- Guard your phone. Treat your mobile device as carefully you would your wallet, cash or credit cards.
- Keep track of account transactions. Review your bank statements as regularly as possible to rule out the chances of fraudulent transactions. If you notice discrepancies, contact your bank immediately.
- Surf securely. Only use Wi-Fi on your device when connected to password protected hotspots. Turn-off any auto-connect features. They might cause your phone to log into insecure wireless networks without your knowledge.
- Always log out. Make sure you log out of social networking sites and online banking when you've finished using them.
- Use security updates. Install operating system updates for your device as they become available - they often include security updates.
- Always delete. Before you upgrade or recycle your device, delete all personal/business details.
Mobile Banking is a very useful tool for your business. By using common sense, it can also be a safe and secure part of your daily operations.

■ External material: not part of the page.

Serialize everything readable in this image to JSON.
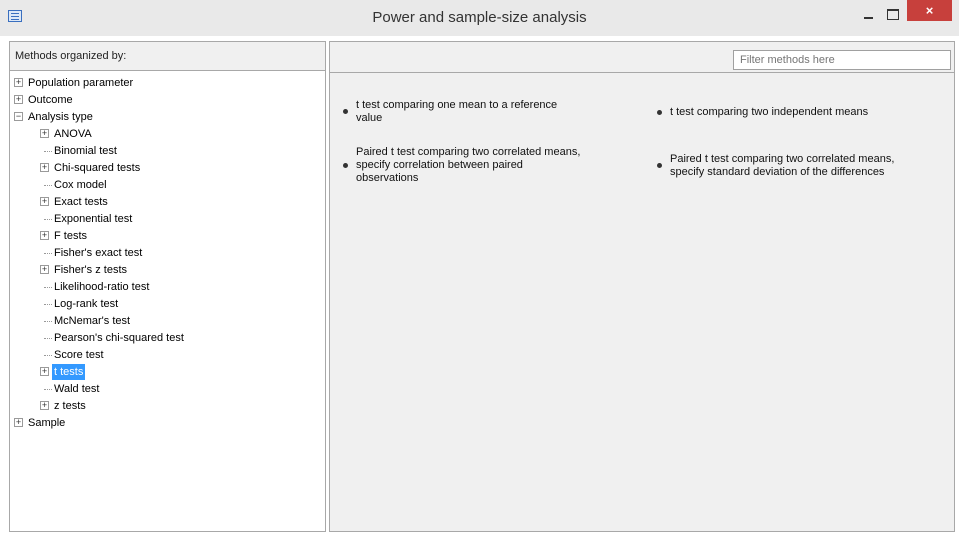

Beware of Social Engineering
"Social Engineering" is any method of theft that manipulates human nature in order to gain access to your online financial accounts. No business is immune to the risks of Social Engineering attacks, and thieves will go to great lengths to lower your guard. Here are a few ways you can protect yourself from thieves using Social Engineering techniques:
- Don't allow unfamiliar visitors into any area with network access. Thieves often pose as vendors, service providers or even firefighters conducting an inspection, in order to gain physical access to your network. It only takes a few seconds for them to plug in a thumb drive that installs keystroke logging software. Legitimate technicians or officers will have I.D. beyond a logo shirt or uniform to back up their claim, and should be verified independently.
- Be cautious about letting visitors use a workstation or plug into your network. A request to "check my email" or "download that sales brochure" might seem innocent enough. But, this is a favorite tactic of Social Engineers to gain access to your network and leave monitoring software or hardware behind.
- Control access to your facility. Whatever type of business you are in, there should be barriers between public and private back office areas. Doors leading into back offices from public areas should be locked. Doors to outdoor smoking areas should be locked. Visitors to back office areas should always be accompanied by a trusted employee.
- Don't assume that an unsolicited phone call or email is actually from a trusted source. Thieves can research your business relationships or donations, then pose as a vendor or charity you trust. They can even pose as another company employee needing help. Again, verify before providing any confidential information.
- Remember, unexpected email attachments should be treated with great caution. Common and popular files like PDFs, JPGs and spreadsheets can provide a platform for installing viruses or keystroke-logging malware on your computer. If you aren't certain the file came from a legitimate business, charity or person, don't open it without verifying. Call them and ask if they sent an email with an attachment.
- Verify, verify, verify. If you receive a phone call or email claiming there is a problem with a bank account, credit card account or any other network or finance related account, hang up the phone or delete the email and check those accounts directly through normal access channels.
The best way to avoid Social Engineering schemes is to be cautious about any unknown visitor, and any request for money, passwords, account numbers or other confidential information – no matter where it seems to be coming from.
Helping you protect the security of information held by your company is as important to us as it is to you. Let's work together to protect it.
If you want to report suspicious activity in your account, or if you have questions about the security of your account, call our Member Service Center immediately at (866) 585-7628.